Analysts didn't buy it when Netflix (NASDAQ:NFLX) blamed credit card companies issuing new plastic to comply with new security chip requirements for softness in stateside subscriber growth in last week's quarterly results, and apparently other consumer-facing companies are skeptical.
Sirius XM Radio (NASDAQ:SIRI) was asked this morning about any trends that it's seeing with chip cards tripping up renewals for its media subscription service. It didn't hesitate to distance itself from the situation at Netflix.
"This year we've probably processed 50 million credit card transactions for something approaching $3 billion in volume, and we can't find any evidence of there being a chip-related breakage issue that's driving churn," CFO David Frear said during this morning's earnings call. "That's not to say it might not be there for somebody else, but it doesn't appear to be there for us."
Sirius XM isn't necessarily throwing Netflix under the bus. It was a Wall Street analyst posing the question, and Sirius XM responded honestly. It's not seeing any issue with renewals related to new cards rolling out, and its obligation is to stand up for itself rather than cover for another company.
Netflix and Sirius XM are two of the more successful subscription-based platforms in this country, servicing 43 million and 29 million stateside subscribers, respectively. One can always argue that Sirius XM might feel the sting in the future. Unlike Netflix, where subscribers pay every month, there are many Sirius XM accounts that pay at longer intervals to secure discounted rates. Just because something's not evident now doesn't mean that it will always remain that way.
Netflix argues that this wasn't just a matter of new cards being sent out. The new chip-secured plastic sometimes has a new expiration date, and that's resulting in charges being rejected. There's some logic to that, even if Wall Street is playing this out to be some phantom scapegoat. The Associated Press spoke to the CEO of Recurly, a bill pay manager for more than 1,900 subscription businesses, last week. He confirmed that there has been a slight increase in card declines.
This doesn't mean that there aren't other factors that kept Netflix's sequential subscriber growth at just 880,000 in its latest quarter. With rival streaming services emerging, there's no way to know if there are any voluntary factors influencing what Netflix is dismissing as involuntary churn.
Either way, we now find Netflix with something to prove. It's expecting the current quarter to set a new record in terms of global sequential additions. If it falls short, it better not blame it on chip cards unless more subscription services are following suit.
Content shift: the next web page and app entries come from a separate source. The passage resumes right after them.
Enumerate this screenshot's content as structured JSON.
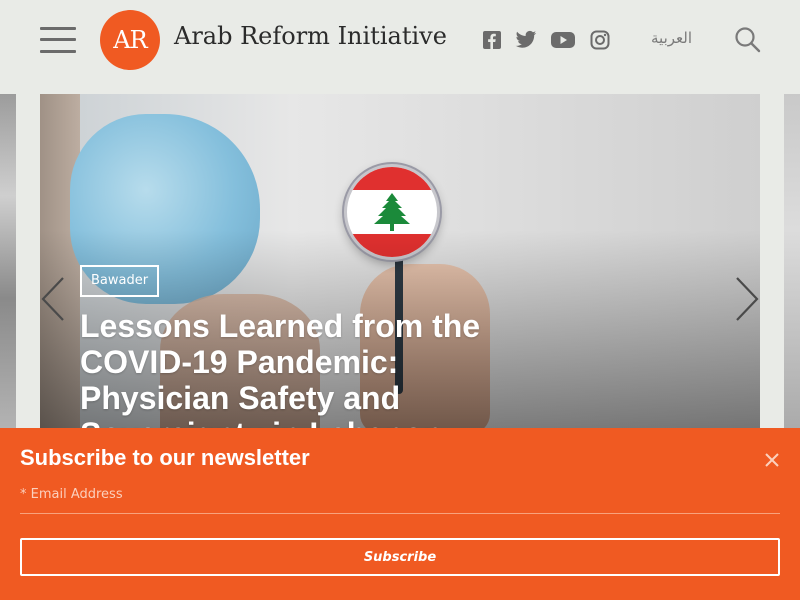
{
  "header": {
    "logo_mark": "AR",
    "site_name": "Arab Reform Initiative",
    "language_switch": "العربية",
    "social": [
      "facebook-icon",
      "twitter-icon",
      "youtube-icon",
      "instagram-icon"
    ]
  },
  "hero": {
    "category_tag": "Bawader",
    "title": "Lessons Learned from the COVID-19 Pandemic: Physician Safety and Sovereignty in Lebanon"
  },
  "newsletter": {
    "title": "Subscribe to our newsletter",
    "email_placeholder": "* Email Address",
    "subscribe_label": "Subscribe"
  },
  "colors": {
    "brand_orange": "#f05a22",
    "header_bg": "#e9ebe7",
    "text_dark": "#2b2b2b"
  }
}
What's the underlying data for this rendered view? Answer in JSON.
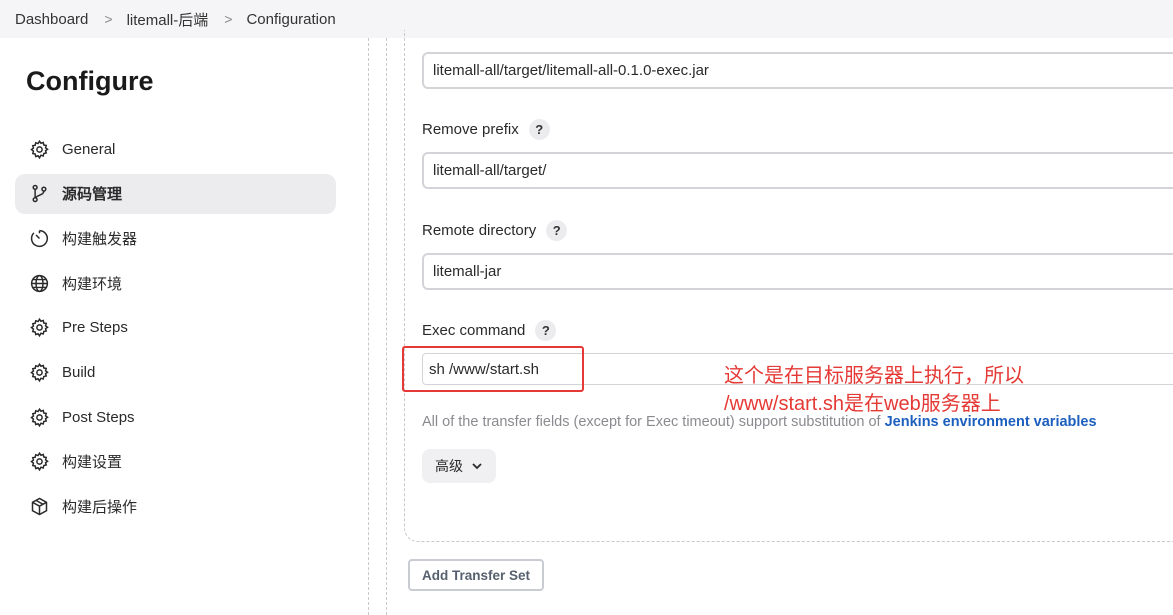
{
  "breadcrumb": {
    "items": [
      "Dashboard",
      "litemall-后端",
      "Configuration"
    ],
    "separator": ">"
  },
  "sidebar": {
    "title": "Configure",
    "items": [
      {
        "label": "General",
        "icon": "gear-icon",
        "active": false
      },
      {
        "label": "源码管理",
        "icon": "git-branch-icon",
        "active": true
      },
      {
        "label": "构建触发器",
        "icon": "timer-icon",
        "active": false
      },
      {
        "label": "构建环境",
        "icon": "globe-icon",
        "active": false
      },
      {
        "label": "Pre Steps",
        "icon": "gear-icon",
        "active": false
      },
      {
        "label": "Build",
        "icon": "gear-icon",
        "active": false
      },
      {
        "label": "Post Steps",
        "icon": "gear-icon",
        "active": false
      },
      {
        "label": "构建设置",
        "icon": "gear-icon",
        "active": false
      },
      {
        "label": "构建后操作",
        "icon": "package-icon",
        "active": false
      }
    ]
  },
  "form": {
    "source_files_value": "litemall-all/target/litemall-all-0.1.0-exec.jar",
    "remove_prefix_label": "Remove prefix",
    "remove_prefix_value": "litemall-all/target/",
    "remote_directory_label": "Remote directory",
    "remote_directory_value": "litemall-jar",
    "exec_command_label": "Exec command",
    "exec_command_value": "sh /www/start.sh",
    "help_glyph": "?",
    "info_text": "All of the transfer fields (except for Exec timeout) support substitution of ",
    "info_link": "Jenkins environment variables",
    "advanced_label": "高级",
    "add_transfer_set_label": "Add Transfer Set"
  },
  "annotation": {
    "line1": "这个是在目标服务器上执行，所以",
    "line2": "/www/start.sh是在web服务器上",
    "color": "#e53935"
  }
}
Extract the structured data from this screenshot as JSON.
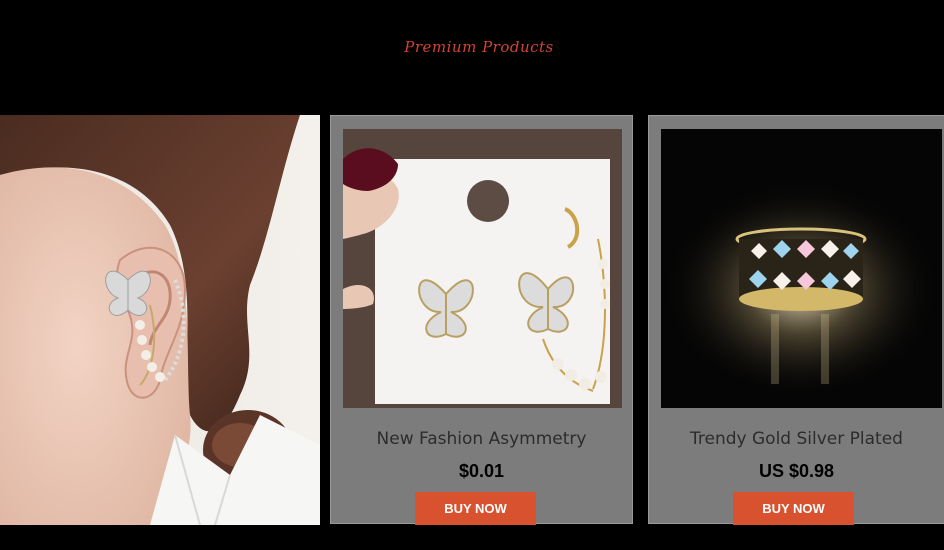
{
  "header": {
    "title": "Premium Products"
  },
  "hero": {
    "alt_icon": "model-ear-butterfly-earring-image"
  },
  "products": [
    {
      "name": "New Fashion Asymmetry",
      "price": "$0.01",
      "button": "BUY NOW",
      "image_icon": "butterfly-earring-card-image"
    },
    {
      "name": "Trendy Gold Silver Plated",
      "price": "US $0.98",
      "button": "BUY NOW",
      "image_icon": "butterfly-ring-image"
    }
  ]
}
Rick Munarriz owns shares of Netflix. The Motley Fool owns shares of and recommends Netflix. Try any of our Foolish newsletter services free for 30 days. We Fools may not all hold the same opinions, but we all believe that considering a diverse range of insights makes us better investors. The Motley Fool has a disclosure policy.